[What the exercise asks]: Out of the data below, copy every line with the string "this".

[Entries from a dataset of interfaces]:
BEGIN

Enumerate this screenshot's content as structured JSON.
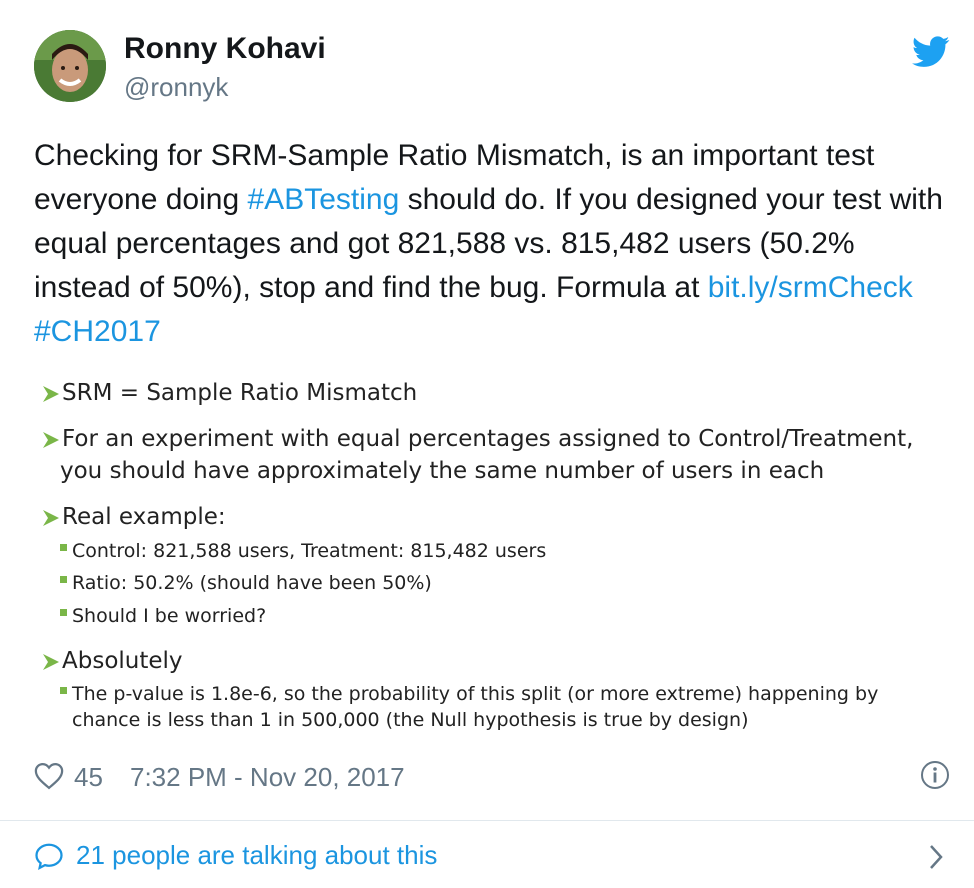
{
  "user": {
    "name": "Ronny Kohavi",
    "handle": "@ronnyk"
  },
  "tweet": {
    "text_1": "Checking for SRM-Sample Ratio Mismatch, is an important test everyone doing ",
    "hashtag_abtesting": "#ABTesting",
    "text_2": " should do. If you designed your test with equal percentages and got 821,588 vs. 815,482 users (50.2% instead of 50%), stop and find the bug.  Formula at ",
    "link": "bit.ly/srmCheck",
    "text_3": " ",
    "hashtag_ch2017": "#CH2017"
  },
  "slide": {
    "b1": "SRM = Sample Ratio Mismatch",
    "b2_line1": "For an experiment with equal percentages assigned to Control/Treatment,",
    "b2_line2": "you should have approximately the same number of users in each",
    "b3": "Real example:",
    "b3_s1": "Control: 821,588 users, Treatment: 815,482 users",
    "b3_s2": "Ratio: 50.2% (should have been 50%)",
    "b3_s3": "Should I be worried?",
    "b4": "Absolutely",
    "b4_s1_line1": "The p-value is 1.8e-6, so the probability of this split (or more extreme) happening by",
    "b4_s1_line2": "chance is less than 1 in 500,000 (the Null hypothesis is true by design)"
  },
  "meta": {
    "likes": "45",
    "timestamp": "7:32 PM - Nov 20, 2017"
  },
  "footer": {
    "talking": "21 people are talking about this"
  },
  "colors": {
    "link": "#1b95e0",
    "secondary_text": "#657786",
    "bullet_arrow": "#7ab648",
    "twitter_bird": "#1da1f2"
  },
  "icons": [
    "avatar-photo",
    "twitter-bird-icon",
    "heart-icon",
    "info-icon",
    "speech-bubble-icon",
    "chevron-right-icon",
    "arrow-bullet-icon",
    "square-bullet-icon"
  ]
}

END

[Expected output]:
Enumerate this screenshot's content as structured JSON.
    "b4_s1_line1": "The p-value is 1.8e-6, so the probability of this split (or more extreme) happening by",
    "talking": "21 people are talking about this"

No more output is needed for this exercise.